An increasing number of Americans are giving up their citizenship, with one motivation being strict tax rules, which extend to those that now live abroad. The workload is so high that the agency responsible for processing citizenship renunciations has raised its fees.
A risky decision?
People assume that they will still be able to return to the U.S. to visit friends and family even after giving up their citizenship, but recent events have shown this to be a dangerous assumption. Roger Ver, also known as Bitcoin Jesus, gave up his citizenship and has just seen his request for a non-immigrant visa rejected.
The U.S. Embassy in Barbados claimed that Ver could not demonstrate sufficiently strong ties to his new home to convince them that he would definitely return following his visit to the States, but his application may also have been rejected due to his setting-up of a website which helps wealthy Americans buy citizenship in St. Kitts and Nevis.
Record numbers of Americans are renouncing their citizenship, with 2013 alone seeing a 221% increase. It is thought that many more are not included on official lists. Previously it did not matter what your motivations were for leaving, but Senators Chuck Schumer and Bob Casey introduced a bill which will double the exit tax to 30% if you leave for tax reasons.
U.S. Citizenship exit requirements
In order to leave the U.S. you prove that you have complied with tax laws for a period of 5 years. Those with a net worth of over $2 million, or average annual net income tax over the past 5 years of $157,000 or more for 2014, are subject to an exit tax. Think of it as a capital gain tax, which handily has an exception of $680,000 for 2014. You may also be required to pay the tax as a long-term resident giving up your Green Card.
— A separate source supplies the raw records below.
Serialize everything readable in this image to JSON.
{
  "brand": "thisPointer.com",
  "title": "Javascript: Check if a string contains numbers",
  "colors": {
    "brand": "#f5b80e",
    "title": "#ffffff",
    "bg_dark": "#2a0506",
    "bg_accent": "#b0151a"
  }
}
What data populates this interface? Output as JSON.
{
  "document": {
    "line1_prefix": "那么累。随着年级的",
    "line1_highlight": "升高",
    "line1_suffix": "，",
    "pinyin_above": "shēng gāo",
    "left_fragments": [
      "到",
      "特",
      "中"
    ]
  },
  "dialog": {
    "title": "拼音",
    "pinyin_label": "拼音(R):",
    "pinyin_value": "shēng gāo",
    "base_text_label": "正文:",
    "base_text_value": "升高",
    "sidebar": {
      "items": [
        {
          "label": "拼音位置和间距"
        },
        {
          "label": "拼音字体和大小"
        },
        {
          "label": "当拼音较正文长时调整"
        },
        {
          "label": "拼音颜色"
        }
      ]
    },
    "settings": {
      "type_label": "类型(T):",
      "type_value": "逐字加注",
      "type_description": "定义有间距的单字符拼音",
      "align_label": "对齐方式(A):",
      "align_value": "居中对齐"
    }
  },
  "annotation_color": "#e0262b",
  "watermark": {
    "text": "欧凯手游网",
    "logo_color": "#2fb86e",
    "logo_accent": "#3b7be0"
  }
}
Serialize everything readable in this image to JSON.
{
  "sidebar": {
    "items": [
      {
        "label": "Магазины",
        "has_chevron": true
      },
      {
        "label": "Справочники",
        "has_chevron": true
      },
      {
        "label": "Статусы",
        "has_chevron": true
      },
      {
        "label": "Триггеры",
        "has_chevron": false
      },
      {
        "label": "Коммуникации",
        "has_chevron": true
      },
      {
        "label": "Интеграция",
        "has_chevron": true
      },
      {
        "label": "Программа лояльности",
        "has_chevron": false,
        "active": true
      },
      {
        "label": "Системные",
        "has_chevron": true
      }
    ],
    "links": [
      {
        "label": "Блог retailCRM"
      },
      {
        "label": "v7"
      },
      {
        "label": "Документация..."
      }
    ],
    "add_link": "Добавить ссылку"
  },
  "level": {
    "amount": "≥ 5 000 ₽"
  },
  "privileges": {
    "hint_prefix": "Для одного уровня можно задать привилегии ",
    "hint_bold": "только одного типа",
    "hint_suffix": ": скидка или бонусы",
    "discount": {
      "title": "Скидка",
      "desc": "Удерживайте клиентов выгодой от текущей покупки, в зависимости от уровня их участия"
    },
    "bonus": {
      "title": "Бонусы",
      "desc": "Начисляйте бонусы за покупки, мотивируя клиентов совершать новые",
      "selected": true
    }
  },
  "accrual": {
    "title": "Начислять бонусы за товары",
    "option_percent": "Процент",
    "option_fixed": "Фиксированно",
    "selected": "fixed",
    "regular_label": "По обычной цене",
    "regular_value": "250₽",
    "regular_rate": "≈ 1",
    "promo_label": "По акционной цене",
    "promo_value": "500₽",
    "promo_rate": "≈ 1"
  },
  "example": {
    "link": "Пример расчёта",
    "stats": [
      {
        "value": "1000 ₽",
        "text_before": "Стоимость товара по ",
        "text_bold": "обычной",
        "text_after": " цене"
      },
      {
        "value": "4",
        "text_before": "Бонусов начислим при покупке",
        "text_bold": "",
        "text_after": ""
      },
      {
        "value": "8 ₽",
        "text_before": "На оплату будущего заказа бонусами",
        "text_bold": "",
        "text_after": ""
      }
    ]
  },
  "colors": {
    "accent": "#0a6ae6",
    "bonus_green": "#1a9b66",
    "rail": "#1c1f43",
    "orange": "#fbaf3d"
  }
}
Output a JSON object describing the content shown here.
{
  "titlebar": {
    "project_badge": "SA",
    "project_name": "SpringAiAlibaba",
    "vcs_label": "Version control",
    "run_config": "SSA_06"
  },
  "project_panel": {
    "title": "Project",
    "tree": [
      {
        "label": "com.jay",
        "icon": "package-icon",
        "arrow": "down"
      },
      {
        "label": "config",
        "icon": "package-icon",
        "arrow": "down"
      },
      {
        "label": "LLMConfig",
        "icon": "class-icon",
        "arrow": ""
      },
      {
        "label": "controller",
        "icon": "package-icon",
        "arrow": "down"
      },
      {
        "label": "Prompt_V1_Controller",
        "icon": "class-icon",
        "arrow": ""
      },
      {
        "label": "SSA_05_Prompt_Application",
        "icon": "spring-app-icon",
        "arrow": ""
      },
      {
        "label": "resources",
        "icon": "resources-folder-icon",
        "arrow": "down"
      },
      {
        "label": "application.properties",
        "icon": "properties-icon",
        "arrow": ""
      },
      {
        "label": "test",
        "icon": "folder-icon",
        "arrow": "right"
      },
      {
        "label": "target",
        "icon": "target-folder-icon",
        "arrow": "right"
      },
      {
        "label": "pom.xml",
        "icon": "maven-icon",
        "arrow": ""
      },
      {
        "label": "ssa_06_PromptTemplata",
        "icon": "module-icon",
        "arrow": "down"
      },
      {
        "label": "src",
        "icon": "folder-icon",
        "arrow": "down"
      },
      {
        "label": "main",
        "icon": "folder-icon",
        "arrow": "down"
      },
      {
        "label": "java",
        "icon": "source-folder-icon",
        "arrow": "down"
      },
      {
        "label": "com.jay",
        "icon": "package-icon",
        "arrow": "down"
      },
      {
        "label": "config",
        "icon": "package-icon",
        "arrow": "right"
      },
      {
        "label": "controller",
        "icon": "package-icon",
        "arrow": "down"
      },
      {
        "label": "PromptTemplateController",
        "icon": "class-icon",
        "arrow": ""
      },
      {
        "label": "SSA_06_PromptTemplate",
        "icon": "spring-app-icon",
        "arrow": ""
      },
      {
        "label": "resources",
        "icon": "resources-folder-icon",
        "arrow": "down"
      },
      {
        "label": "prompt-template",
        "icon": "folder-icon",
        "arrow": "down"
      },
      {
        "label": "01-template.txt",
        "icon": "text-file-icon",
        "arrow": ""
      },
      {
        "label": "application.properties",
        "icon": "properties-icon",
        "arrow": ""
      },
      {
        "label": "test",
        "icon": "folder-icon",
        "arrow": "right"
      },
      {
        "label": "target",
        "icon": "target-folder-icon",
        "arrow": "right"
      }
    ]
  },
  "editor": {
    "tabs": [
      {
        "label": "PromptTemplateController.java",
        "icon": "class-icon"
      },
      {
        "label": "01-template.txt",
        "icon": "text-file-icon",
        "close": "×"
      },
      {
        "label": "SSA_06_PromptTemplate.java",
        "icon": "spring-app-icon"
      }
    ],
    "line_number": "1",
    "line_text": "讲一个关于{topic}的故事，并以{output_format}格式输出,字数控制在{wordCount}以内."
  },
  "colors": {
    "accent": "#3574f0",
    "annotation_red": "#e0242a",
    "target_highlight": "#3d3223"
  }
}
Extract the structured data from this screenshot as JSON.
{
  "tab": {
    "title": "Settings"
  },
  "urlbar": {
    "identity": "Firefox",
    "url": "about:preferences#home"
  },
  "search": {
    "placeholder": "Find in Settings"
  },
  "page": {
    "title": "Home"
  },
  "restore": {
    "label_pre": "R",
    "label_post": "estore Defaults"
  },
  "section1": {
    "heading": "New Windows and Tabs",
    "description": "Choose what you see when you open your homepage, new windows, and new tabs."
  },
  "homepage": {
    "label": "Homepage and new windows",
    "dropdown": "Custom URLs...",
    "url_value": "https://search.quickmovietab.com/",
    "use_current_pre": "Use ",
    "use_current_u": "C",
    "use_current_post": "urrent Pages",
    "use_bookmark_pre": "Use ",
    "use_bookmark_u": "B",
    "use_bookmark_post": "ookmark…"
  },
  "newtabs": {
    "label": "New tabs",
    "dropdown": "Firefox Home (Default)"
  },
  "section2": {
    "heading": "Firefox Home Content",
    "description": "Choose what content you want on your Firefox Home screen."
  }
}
These taxes do not seem to be discouraging people from leaving, perhaps because of the fact that with careful planning the tax can be vastly reduced or eliminated. Although it may be possible to reduce your tax burden, the shifting immigration situation should discourage people from acting hastily. You might end up barred from your own country.